TRY IT ::
Work through the entries below and show every line in which "nand" is found.

Dataset items:
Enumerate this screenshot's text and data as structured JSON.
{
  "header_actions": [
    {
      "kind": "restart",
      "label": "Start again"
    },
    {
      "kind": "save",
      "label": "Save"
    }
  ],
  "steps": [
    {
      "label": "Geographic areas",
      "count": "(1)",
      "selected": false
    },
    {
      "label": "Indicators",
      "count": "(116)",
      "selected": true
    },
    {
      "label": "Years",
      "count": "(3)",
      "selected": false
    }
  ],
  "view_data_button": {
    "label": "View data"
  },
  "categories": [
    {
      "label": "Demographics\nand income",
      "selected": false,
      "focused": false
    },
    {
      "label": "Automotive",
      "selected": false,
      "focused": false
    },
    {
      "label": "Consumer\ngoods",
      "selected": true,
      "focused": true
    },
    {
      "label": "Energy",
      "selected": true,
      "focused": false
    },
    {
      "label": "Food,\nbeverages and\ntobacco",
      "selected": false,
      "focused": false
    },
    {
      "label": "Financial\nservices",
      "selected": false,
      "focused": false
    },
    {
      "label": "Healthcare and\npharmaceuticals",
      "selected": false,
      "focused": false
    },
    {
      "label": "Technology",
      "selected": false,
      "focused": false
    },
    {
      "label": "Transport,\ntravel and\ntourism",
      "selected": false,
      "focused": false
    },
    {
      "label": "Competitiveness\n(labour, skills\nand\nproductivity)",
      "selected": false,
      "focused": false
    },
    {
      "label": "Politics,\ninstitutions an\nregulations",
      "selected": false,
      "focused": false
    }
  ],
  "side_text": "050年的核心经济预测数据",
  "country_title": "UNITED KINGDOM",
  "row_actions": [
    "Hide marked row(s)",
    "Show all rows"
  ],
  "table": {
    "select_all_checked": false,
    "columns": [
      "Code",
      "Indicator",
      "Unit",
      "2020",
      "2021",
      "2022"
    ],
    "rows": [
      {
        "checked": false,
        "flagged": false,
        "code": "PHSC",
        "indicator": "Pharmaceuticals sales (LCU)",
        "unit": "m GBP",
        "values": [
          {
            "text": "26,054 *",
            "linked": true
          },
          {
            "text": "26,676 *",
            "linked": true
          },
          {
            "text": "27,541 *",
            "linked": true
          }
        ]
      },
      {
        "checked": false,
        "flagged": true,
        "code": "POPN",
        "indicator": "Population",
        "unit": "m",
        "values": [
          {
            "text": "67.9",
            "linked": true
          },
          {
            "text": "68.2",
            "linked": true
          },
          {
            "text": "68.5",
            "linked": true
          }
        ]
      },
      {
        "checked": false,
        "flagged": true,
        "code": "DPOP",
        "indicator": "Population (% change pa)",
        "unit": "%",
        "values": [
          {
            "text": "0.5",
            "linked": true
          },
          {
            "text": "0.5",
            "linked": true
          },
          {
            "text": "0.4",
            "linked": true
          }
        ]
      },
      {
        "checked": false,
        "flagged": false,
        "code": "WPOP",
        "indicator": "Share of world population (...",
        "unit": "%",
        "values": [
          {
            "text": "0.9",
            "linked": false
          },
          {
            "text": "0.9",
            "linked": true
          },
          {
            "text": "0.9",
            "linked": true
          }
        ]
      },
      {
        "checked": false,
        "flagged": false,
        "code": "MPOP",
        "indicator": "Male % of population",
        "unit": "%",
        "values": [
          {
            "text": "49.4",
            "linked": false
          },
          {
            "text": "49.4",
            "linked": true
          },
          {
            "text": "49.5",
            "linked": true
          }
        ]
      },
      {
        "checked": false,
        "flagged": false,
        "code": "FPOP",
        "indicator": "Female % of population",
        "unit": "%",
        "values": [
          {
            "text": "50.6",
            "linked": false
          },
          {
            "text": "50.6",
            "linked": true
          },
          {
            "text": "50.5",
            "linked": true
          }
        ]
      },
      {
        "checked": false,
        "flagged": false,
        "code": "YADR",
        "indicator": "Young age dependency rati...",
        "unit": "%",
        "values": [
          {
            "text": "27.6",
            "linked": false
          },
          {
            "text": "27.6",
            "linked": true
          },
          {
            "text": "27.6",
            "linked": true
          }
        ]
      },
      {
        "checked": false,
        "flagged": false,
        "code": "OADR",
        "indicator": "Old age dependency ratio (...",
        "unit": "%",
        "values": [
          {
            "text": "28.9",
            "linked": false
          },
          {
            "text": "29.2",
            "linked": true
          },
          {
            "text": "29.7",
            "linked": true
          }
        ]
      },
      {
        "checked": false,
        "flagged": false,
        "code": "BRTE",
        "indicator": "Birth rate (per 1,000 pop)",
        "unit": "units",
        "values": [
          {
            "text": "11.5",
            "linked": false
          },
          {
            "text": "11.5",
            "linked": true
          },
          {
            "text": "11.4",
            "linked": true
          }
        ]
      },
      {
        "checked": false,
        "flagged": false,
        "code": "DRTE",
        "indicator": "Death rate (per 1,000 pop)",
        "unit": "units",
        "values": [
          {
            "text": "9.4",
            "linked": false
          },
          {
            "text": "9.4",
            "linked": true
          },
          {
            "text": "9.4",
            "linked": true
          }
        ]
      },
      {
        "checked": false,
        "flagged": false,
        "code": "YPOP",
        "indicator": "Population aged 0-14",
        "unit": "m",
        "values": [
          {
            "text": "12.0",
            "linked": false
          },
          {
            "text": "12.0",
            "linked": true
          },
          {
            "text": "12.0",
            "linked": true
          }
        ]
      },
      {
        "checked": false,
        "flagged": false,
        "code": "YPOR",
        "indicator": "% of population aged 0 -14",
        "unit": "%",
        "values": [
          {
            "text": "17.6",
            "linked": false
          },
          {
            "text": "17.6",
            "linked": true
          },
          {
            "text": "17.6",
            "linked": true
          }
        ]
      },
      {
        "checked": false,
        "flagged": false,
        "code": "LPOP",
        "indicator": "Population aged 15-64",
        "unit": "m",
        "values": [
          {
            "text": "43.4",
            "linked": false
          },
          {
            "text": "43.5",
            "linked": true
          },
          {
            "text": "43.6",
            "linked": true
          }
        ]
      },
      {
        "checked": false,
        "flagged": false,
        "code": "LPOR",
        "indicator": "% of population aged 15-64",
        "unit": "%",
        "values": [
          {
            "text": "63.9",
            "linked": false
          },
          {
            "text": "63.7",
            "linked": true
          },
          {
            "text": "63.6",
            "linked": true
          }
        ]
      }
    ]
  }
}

YOUR RESPONSE ::
      "label": "Demographics\nand income",
      "label": "Competitiveness\n(labour, skills\nand\nproductivity)",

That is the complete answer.